There is no question that Internet volume is growing fast, though from a small base. Research by Deutsche Bank indicates that on-line origination of $4.3 billion in 1998 represented less than 0.3% of industry volume. It said mortgage banks have been slow to adapt to the technology, thus allowing a new breed of solely on-line lenders to grab an early lead, providing $3.5 billion of the on-line volume.
Forrester Research, a technology research company in Cambridge, Mass., predicts that on-line originations will account for almost 10% of the market by 2003, up from an expected 1.5% this year.
Off-line, or traditional, mortgage lenders have been fragmented and have experienced difficulty building national brand names.
Deutsche Bank reported that Norwest Mortgage did $55 billion in originations in 1997, ranking it first in lending volume, but that amount only accounted for 6.5% of national originations.
The bank added that 35,000 to 40,000 companies are offering mortgages in the United States, compared to a handful of on-line lenders.
Monterey Coast Mortgage only originated 650 loans last year for about $130 million, but Shawn Quinn, a mortgage broker at the company, said he does not feel threatened.
"Internet mortgage lenders get a lot of applications in their pipeline, but they also get a lot of fallout. They are spending tons of money on advertising to attract business, so they are having to increase their price markup," Mr. Quinn said. "On-line lending also makes it harder for brokers to get higher price markups; it is stopping brokers from overcharging. It's hard to make more than 1% on loans."
Mr. Quinn said being a regional lender in Monterey County, Calif., population 300,000, has put the company into a niche because, "people want to do business with people they know," and less spending on technology may be an advantage.
"We have been able to match or beat prices from quotes of companies like E-Loan and Countrywide and we do advertise as such," Mr. Quinn said. "At this point, I am not concerned that it will cost me more to push a loan through because I'm just not spending millions on advertising my technology."
He said the brokerage and realty roles were not in jeopardy.
"To start, calls because of low rates are going to disappear sometime, and we (brokers) are going to have to depend on Realtors again," Mr. Quinn said. "With the Internet, consumers get the chance to quickly shop for rates so when they come to us they are a little more educated. But they still come to us."
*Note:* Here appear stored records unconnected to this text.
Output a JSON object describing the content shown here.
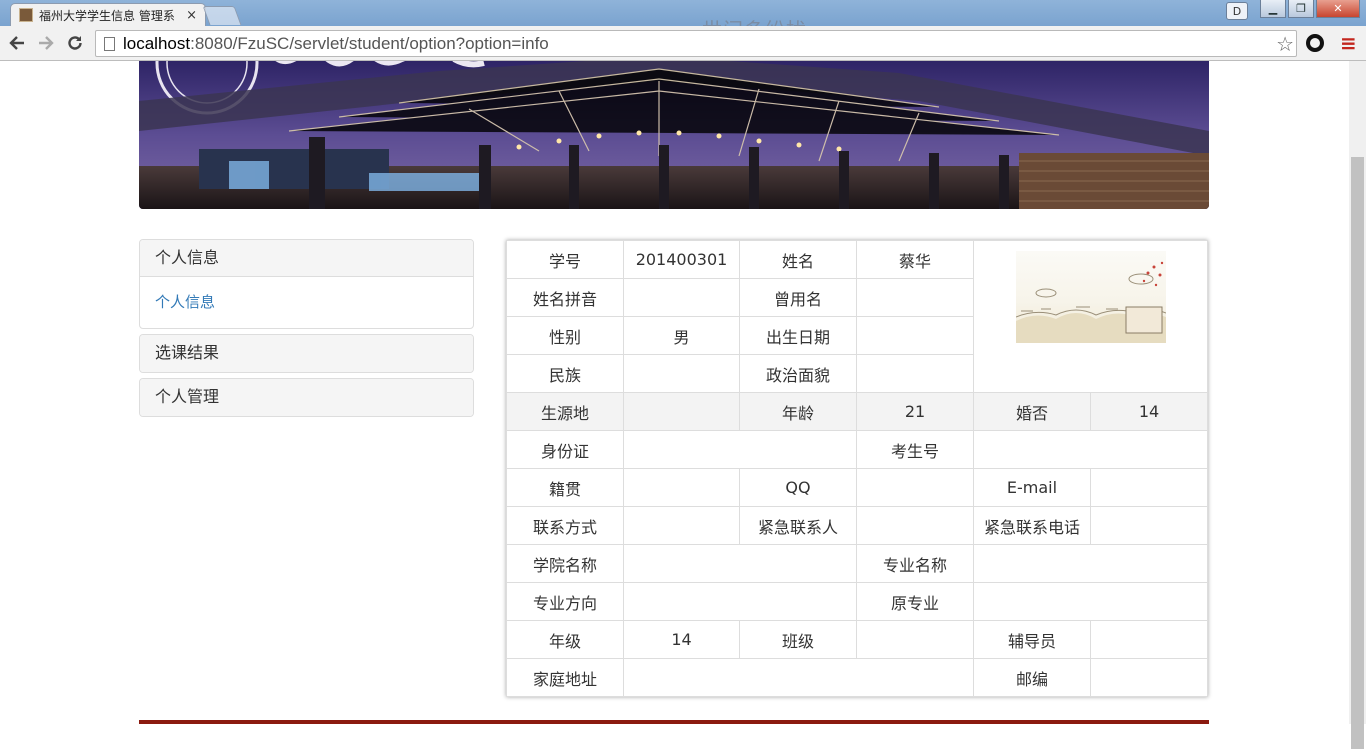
{
  "browser": {
    "tab_title": "福州大学学生信息 管理系",
    "tab_close": "×",
    "overlay_text": "世间多纷扰",
    "url_host": "localhost",
    "url_rest": ":8080/FzuSC/servlet/student/option?option=info",
    "profile_initial": "D"
  },
  "sidebar": {
    "personal_info": {
      "heading": "个人信息",
      "link": "个人信息"
    },
    "course_results": {
      "heading": "选课结果"
    },
    "personal_mgmt": {
      "heading": "个人管理"
    }
  },
  "student": {
    "labels": {
      "student_id": "学号",
      "name": "姓名",
      "name_pinyin": "姓名拼音",
      "former_name": "曾用名",
      "gender": "性别",
      "birth_date": "出生日期",
      "ethnicity": "民族",
      "political_status": "政治面貌",
      "origin": "生源地",
      "age": "年龄",
      "married": "婚否",
      "id_card": "身份证",
      "exam_no": "考生号",
      "native_place": "籍贯",
      "qq": "QQ",
      "email": "E-mail",
      "contact": "联系方式",
      "emergency_contact": "紧急联系人",
      "emergency_phone": "紧急联系电话",
      "college": "学院名称",
      "major": "专业名称",
      "major_direction": "专业方向",
      "original_major": "原专业",
      "grade": "年级",
      "class": "班级",
      "counselor": "辅导员",
      "home_address": "家庭地址",
      "postcode": "邮编"
    },
    "values": {
      "student_id": "201400301",
      "name": "蔡华",
      "name_pinyin": "",
      "former_name": "",
      "gender": "男",
      "birth_date": "",
      "ethnicity": "",
      "political_status": "",
      "origin": "",
      "age": "21",
      "married": "14",
      "id_card": "",
      "exam_no": "",
      "native_place": "",
      "qq": "",
      "email": "",
      "contact": "",
      "emergency_contact": "",
      "emergency_phone": "",
      "college": "",
      "major": "",
      "major_direction": "",
      "original_major": "",
      "grade": "14",
      "class": "",
      "counselor": "",
      "home_address": "",
      "postcode": ""
    }
  }
}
The QuickenMortgage site, run by Intuit Inc. of Mountain View, Calif., brokered $600 million in closed loans in 1998. Alison Berkley, group product manager, said traditional broker roles would evolve in future years.
"Traditional brokers have made a business out of charging over 1% or 2% and that will go away because the Internet has made it much more transparent to consumers exactly how much they are paying for a broker service," Ms. Berkley said. "We put out a higher performance standard in terms of quicker turnaround time and less variability. The market share will just shift to players that can adapt faster and have more flexibility."